YOUR INSTRUCTIONS:
The expected response is the entire set of entries, copied exactly.

MATERIAL SHOWN: Begin

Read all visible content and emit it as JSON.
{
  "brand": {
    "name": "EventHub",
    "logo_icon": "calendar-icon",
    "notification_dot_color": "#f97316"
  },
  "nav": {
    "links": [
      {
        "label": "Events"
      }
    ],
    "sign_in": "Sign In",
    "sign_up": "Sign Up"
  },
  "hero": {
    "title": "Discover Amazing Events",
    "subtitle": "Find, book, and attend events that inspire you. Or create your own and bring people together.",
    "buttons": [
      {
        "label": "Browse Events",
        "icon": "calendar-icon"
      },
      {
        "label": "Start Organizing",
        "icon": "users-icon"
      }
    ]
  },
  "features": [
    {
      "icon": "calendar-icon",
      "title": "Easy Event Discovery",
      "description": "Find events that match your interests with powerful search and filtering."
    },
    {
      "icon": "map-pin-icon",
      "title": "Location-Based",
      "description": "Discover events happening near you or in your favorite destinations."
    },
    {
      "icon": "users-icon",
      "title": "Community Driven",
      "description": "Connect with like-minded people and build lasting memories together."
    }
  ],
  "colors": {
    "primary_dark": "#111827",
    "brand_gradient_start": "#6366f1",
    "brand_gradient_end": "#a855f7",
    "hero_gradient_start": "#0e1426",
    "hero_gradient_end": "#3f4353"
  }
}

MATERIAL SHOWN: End

RESPONSE BOX:
Read all visible content and emit it as JSON.
{
  "brand": {
    "name": "EventHub",
    "logo_icon": "calendar-icon",
    "notification_dot_color": "#f97316"
  },
  "nav": {
    "links": [
      {
        "label": "Events"
      }
    ],
    "sign_in": "Sign In",
    "sign_up": "Sign Up"
  },
  "hero": {
    "title": "Discover Amazing Events",
    "subtitle": "Find, book, and attend events that inspire you. Or create your own and bring people together.",
    "buttons": [
      {
        "label": "Browse Events",
        "icon": "calendar-icon"
      },
      {
        "label": "Start Organizing",
        "icon": "users-icon"
      }
    ]
  },
  "features": [
    {
      "icon": "calendar-icon",
      "title": "Easy Event Discovery",
      "description": "Find events that match your interests with powerful search and filtering."
    },
    {
      "icon": "map-pin-icon",
      "title": "Location-Based",
      "description": "Discover events happening near you or in your favorite destinations."
    },
    {
      "icon": "users-icon",
      "title": "Community Driven",
      "description": "Connect with like-minded people and build lasting memories together."
    }
  ],
  "colors": {
    "primary_dark": "#111827",
    "brand_gradient_start": "#6366f1",
    "brand_gradient_end": "#a855f7",
    "hero_gradient_start": "#0e1426",
    "hero_gradient_end": "#3f4353"
  }
}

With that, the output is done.